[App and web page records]
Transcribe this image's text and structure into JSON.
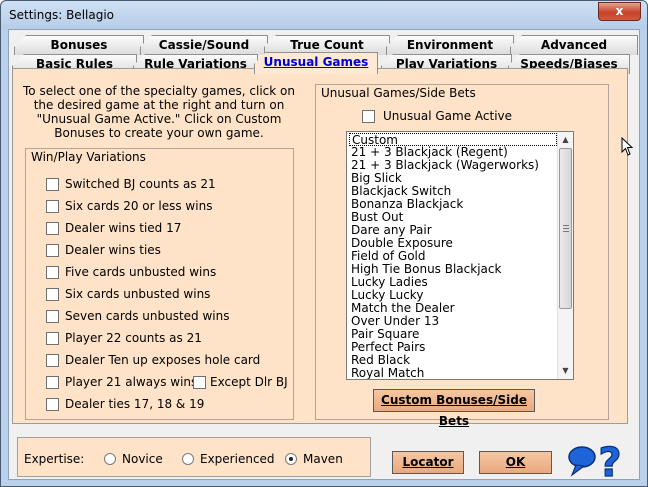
{
  "window": {
    "title": "Settings: Bellagio",
    "close_label": "x"
  },
  "tabs_back": [
    "Bonuses",
    "Cassie/Sound",
    "True Count",
    "Environment",
    "Advanced"
  ],
  "tabs_front": [
    "Basic Rules",
    "Rule Variations",
    "Unusual Games",
    "Play Variations",
    "Speeds/Biases"
  ],
  "active_tab": "Unusual Games",
  "intro": "To select one of the specialty games, click on the desired game at the right and turn on \"Unusual Game Active.\"  Click on Custom Bonuses to create your own game.",
  "win_play": {
    "title": "Win/Play Variations",
    "items": [
      {
        "label": "Switched BJ counts as 21",
        "checked": false
      },
      {
        "label": "Six cards 20 or less wins",
        "checked": false
      },
      {
        "label": "Dealer wins tied 17",
        "checked": false
      },
      {
        "label": "Dealer wins ties",
        "checked": false
      },
      {
        "label": "Five cards unbusted wins",
        "checked": false
      },
      {
        "label": "Six cards unbusted wins",
        "checked": false
      },
      {
        "label": "Seven cards unbusted wins",
        "checked": false
      },
      {
        "label": "Player 22 counts as 21",
        "checked": false
      },
      {
        "label": "Dealer Ten up exposes hole card",
        "checked": false
      },
      {
        "label": "Player 21 always wins",
        "checked": false
      },
      {
        "label": "Dealer ties 17, 18 & 19",
        "checked": false
      }
    ],
    "except_label": "Except Dlr BJ"
  },
  "unusual": {
    "title": "Unusual Games/Side Bets",
    "active_label": "Unusual Game Active",
    "games": [
      "Custom",
      "21 + 3 Blackjack (Regent)",
      "21 + 3 Blackjack (Wagerworks)",
      "Big Slick",
      "Blackjack Switch",
      "Bonanza Blackjack",
      "Bust Out",
      "Dare any Pair",
      "Double Exposure",
      "Field of Gold",
      "High Tie Bonus Blackjack",
      "Lucky Ladies",
      "Lucky Lucky",
      "Match the Dealer",
      "Over Under 13",
      "Pair Square",
      "Perfect Pairs",
      "Red Black",
      "Royal Match"
    ],
    "selected": "Custom",
    "custom_button": "Custom Bonuses/Side Bets"
  },
  "expertise": {
    "label": "Expertise:",
    "options": [
      "Novice",
      "Experienced",
      "Maven"
    ],
    "selected": "Maven"
  },
  "buttons": {
    "locator": "Locator",
    "ok": "OK"
  },
  "colors": {
    "panel": "#ffe3c8",
    "button": "#eeb48c",
    "active_tab_text": "#0000cc",
    "help_icon": "#1e63d8"
  }
}
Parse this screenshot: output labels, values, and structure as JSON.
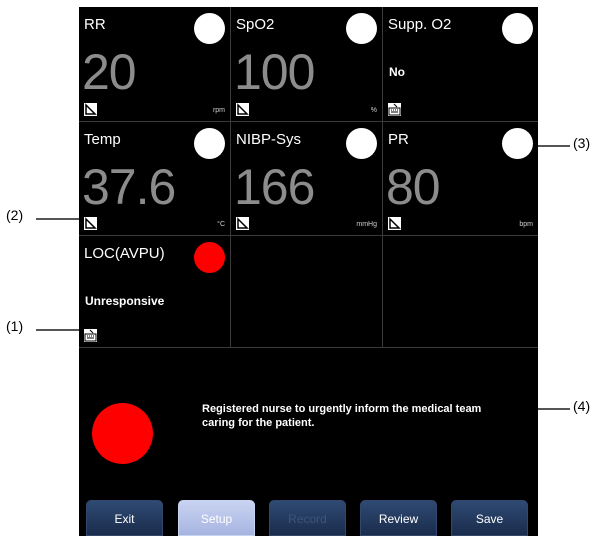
{
  "tiles": {
    "rr": {
      "label": "RR",
      "value": "20",
      "unit": "rpm"
    },
    "spo2": {
      "label": "SpO2",
      "value": "100",
      "unit": "%"
    },
    "o2": {
      "label": "Supp. O2",
      "value": "No"
    },
    "temp": {
      "label": "Temp",
      "value": "37.6",
      "unit": "°C"
    },
    "nibp": {
      "label": "NIBP-Sys",
      "value": "166",
      "unit": "mmHg"
    },
    "pr": {
      "label": "PR",
      "value": "80",
      "unit": "bpm"
    },
    "loc": {
      "label": "LOC(AVPU)",
      "value": "Unresponsive"
    }
  },
  "alert": {
    "message": "Registered nurse to urgently inform the medical team caring for the patient."
  },
  "buttons": {
    "exit": "Exit",
    "setup": "Setup",
    "record": "Record",
    "review": "Review",
    "save": "Save"
  },
  "callouts": {
    "c1": "(1)",
    "c2": "(2)",
    "c3": "(3)",
    "c4": "(4)"
  },
  "colors": {
    "background": "#000000",
    "value_gray": "#8c8c8c",
    "alert_red": "#ff0000",
    "button_blue": "#2f4a73",
    "button_active": "#c9d3f2"
  },
  "icons": {
    "auto": "measure-mode-auto-icon",
    "manual": "manual-entry-icon"
  }
}
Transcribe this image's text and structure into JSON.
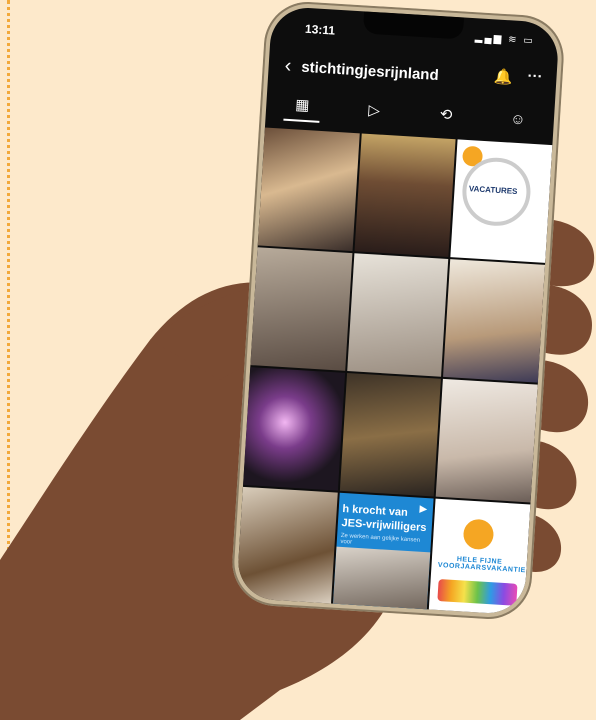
{
  "status_bar": {
    "time": "13:11",
    "icons": "▂▄▆ ≋ ▭"
  },
  "profile": {
    "back_icon": "‹",
    "username": "stichtingjesrijnland",
    "bell_icon": "🔔",
    "more_icon": "···"
  },
  "tabs": [
    {
      "name": "grid-icon",
      "glyph": "▦"
    },
    {
      "name": "reels-icon",
      "glyph": "▷"
    },
    {
      "name": "reposts-icon",
      "glyph": "⟲"
    },
    {
      "name": "tagged-icon",
      "glyph": "☺"
    }
  ],
  "posts": {
    "vacatures_title": "VACATURES",
    "banner_line1": "h krocht van",
    "banner_line2": "JES-vrijwilligers",
    "banner_sub": "Ze werken aan gelijke kansen voor",
    "volunteer_text": "HELE FIJNE VOORJAARSVAKANTIE!"
  },
  "colors": {
    "background": "#FDE9CB",
    "dotted_border": "#F2A93B",
    "brand_orange": "#F5A623",
    "brand_blue": "#1E88D4"
  }
}
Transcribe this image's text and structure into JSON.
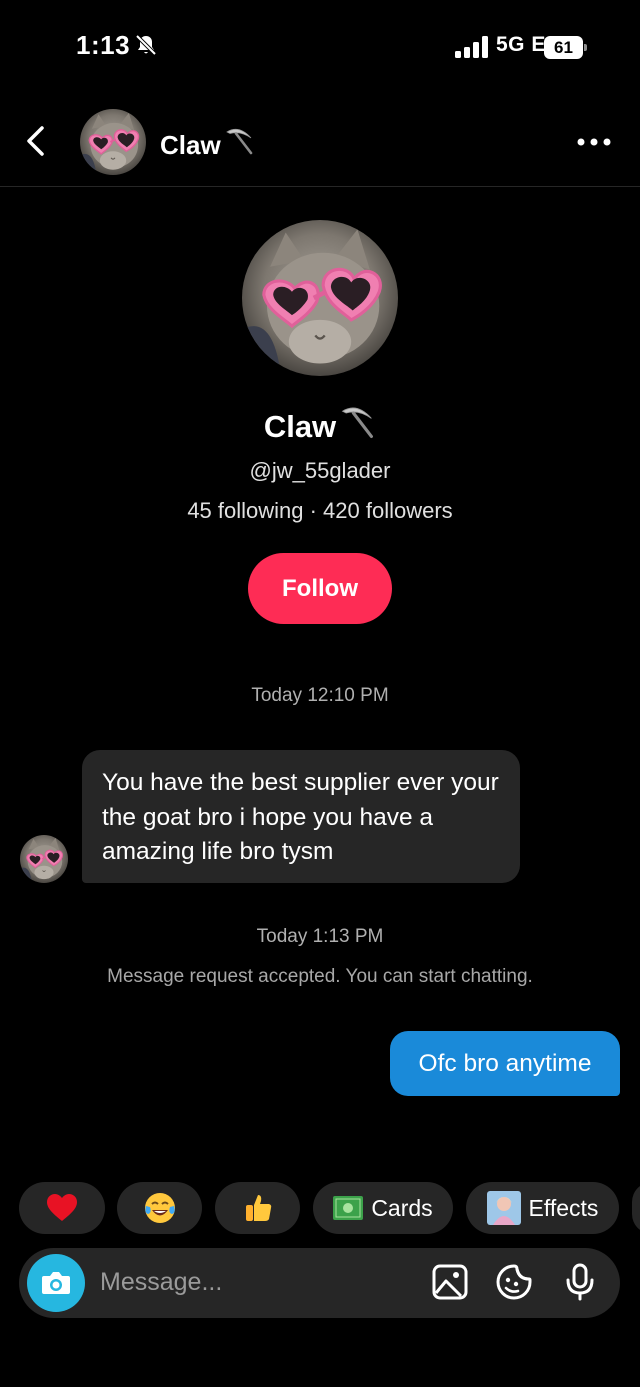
{
  "status_bar": {
    "time": "1:13",
    "network": "5G E",
    "battery": "61"
  },
  "header": {
    "name": "Claw"
  },
  "profile": {
    "name": "Claw",
    "handle": "@jw_55glader",
    "stats": "45 following · 420 followers",
    "follow_label": "Follow"
  },
  "chat": {
    "timestamp_1": "Today 12:10 PM",
    "incoming_message": "You have the best supplier ever your the goat bro i hope you have a amazing life bro tysm",
    "timestamp_2": "Today 1:13 PM",
    "system_message": "Message request accepted. You can start chatting.",
    "outgoing_message": "Ofc bro anytime"
  },
  "quick_actions": {
    "reactions": [
      "heart-emoji",
      "tears-of-joy-emoji",
      "thumbs-up-emoji"
    ],
    "cards_label": "Cards",
    "effects_label": "Effects"
  },
  "composer": {
    "placeholder": "Message..."
  },
  "colors": {
    "follow": "#fe2c55",
    "outgoing_bubble": "#1a8ad9",
    "incoming_bubble": "#262626",
    "camera": "#26b7e0"
  }
}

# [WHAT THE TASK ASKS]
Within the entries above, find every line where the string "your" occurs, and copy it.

# [EXERCISE ANSWER]
  "intro": "To select one of the specialty games, click on the desired game at the right and turn on \"Unusual Game Active.\"  Click on Custom Bonuses to create your own game.",
    "incoming_message": "You have the best supplier ever your the goat bro i hope you have a amazing life bro tysm",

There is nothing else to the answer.